- [PROBLEM DESCRIPTION]
Please reproduce the data below exactly, from the first line to the last.

(Data records for software interfaces)

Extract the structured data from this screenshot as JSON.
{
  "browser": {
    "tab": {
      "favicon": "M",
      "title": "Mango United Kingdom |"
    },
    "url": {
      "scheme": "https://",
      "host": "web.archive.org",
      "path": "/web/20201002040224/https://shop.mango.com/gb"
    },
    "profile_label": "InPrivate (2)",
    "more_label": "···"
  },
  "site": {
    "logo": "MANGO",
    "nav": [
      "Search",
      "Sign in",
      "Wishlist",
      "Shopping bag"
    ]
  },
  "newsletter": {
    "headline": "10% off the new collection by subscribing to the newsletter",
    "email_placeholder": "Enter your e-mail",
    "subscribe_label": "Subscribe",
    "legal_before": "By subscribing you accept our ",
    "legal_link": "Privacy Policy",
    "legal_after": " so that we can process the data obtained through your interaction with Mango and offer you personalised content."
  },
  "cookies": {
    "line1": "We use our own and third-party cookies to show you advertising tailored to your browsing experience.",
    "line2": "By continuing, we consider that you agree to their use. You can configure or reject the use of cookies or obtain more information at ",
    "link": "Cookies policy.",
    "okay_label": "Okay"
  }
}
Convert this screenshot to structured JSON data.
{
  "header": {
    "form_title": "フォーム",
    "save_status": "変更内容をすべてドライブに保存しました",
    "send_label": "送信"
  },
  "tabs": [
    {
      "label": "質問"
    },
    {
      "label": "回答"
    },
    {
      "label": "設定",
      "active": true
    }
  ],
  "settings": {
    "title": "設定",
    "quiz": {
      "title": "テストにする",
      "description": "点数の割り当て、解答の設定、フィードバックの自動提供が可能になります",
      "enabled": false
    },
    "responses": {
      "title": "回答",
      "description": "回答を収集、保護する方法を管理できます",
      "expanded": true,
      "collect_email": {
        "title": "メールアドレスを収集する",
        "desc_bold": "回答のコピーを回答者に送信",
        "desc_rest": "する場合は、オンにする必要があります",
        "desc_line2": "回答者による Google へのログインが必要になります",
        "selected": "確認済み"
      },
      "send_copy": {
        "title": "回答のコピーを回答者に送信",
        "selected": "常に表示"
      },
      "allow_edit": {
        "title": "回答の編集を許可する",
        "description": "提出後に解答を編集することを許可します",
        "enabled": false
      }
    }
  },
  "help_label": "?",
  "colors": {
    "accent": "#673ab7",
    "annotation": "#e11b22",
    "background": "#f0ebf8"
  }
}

- [REPLY TO THE TASK]
Extract the structured data from this screenshot as JSON.
{
  "browser": {
    "tab": {
      "favicon": "M",
      "title": "Mango United Kingdom |"
    },
    "url": {
      "scheme": "https://",
      "host": "web.archive.org",
      "path": "/web/20201002040224/https://shop.mango.com/gb"
    },
    "profile_label": "InPrivate (2)",
    "more_label": "···"
  },
  "site": {
    "logo": "MANGO",
    "nav": [
      "Search",
      "Sign in",
      "Wishlist",
      "Shopping bag"
    ]
  },
  "newsletter": {
    "headline": "10% off the new collection by subscribing to the newsletter",
    "email_placeholder": "Enter your e-mail",
    "subscribe_label": "Subscribe",
    "legal_before": "By subscribing you accept our ",
    "legal_link": "Privacy Policy",
    "legal_after": " so that we can process the data obtained through your interaction with Mango and offer you personalised content."
  },
  "cookies": {
    "line1": "We use our own and third-party cookies to show you advertising tailored to your browsing experience.",
    "line2": "By continuing, we consider that you agree to their use. You can configure or reject the use of cookies or obtain more information at ",
    "link": "Cookies policy.",
    "okay_label": "Okay"
  }
}
Convert this screenshot to structured JSON data.
{
  "header": {
    "form_title": "フォーム",
    "save_status": "変更内容をすべてドライブに保存しました",
    "send_label": "送信"
  },
  "tabs": [
    {
      "label": "質問"
    },
    {
      "label": "回答"
    },
    {
      "label": "設定",
      "active": true
    }
  ],
  "settings": {
    "title": "設定",
    "quiz": {
      "title": "テストにする",
      "description": "点数の割り当て、解答の設定、フィードバックの自動提供が可能になります",
      "enabled": false
    },
    "responses": {
      "title": "回答",
      "description": "回答を収集、保護する方法を管理できます",
      "expanded": true,
      "collect_email": {
        "title": "メールアドレスを収集する",
        "desc_bold": "回答のコピーを回答者に送信",
        "desc_rest": "する場合は、オンにする必要があります",
        "desc_line2": "回答者による Google へのログインが必要になります",
        "selected": "確認済み"
      },
      "send_copy": {
        "title": "回答のコピーを回答者に送信",
        "selected": "常に表示"
      },
      "allow_edit": {
        "title": "回答の編集を許可する",
        "description": "提出後に解答を編集することを許可します",
        "enabled": false
      }
    }
  },
  "help_label": "?",
  "colors": {
    "accent": "#673ab7",
    "annotation": "#e11b22",
    "background": "#f0ebf8"
  }
}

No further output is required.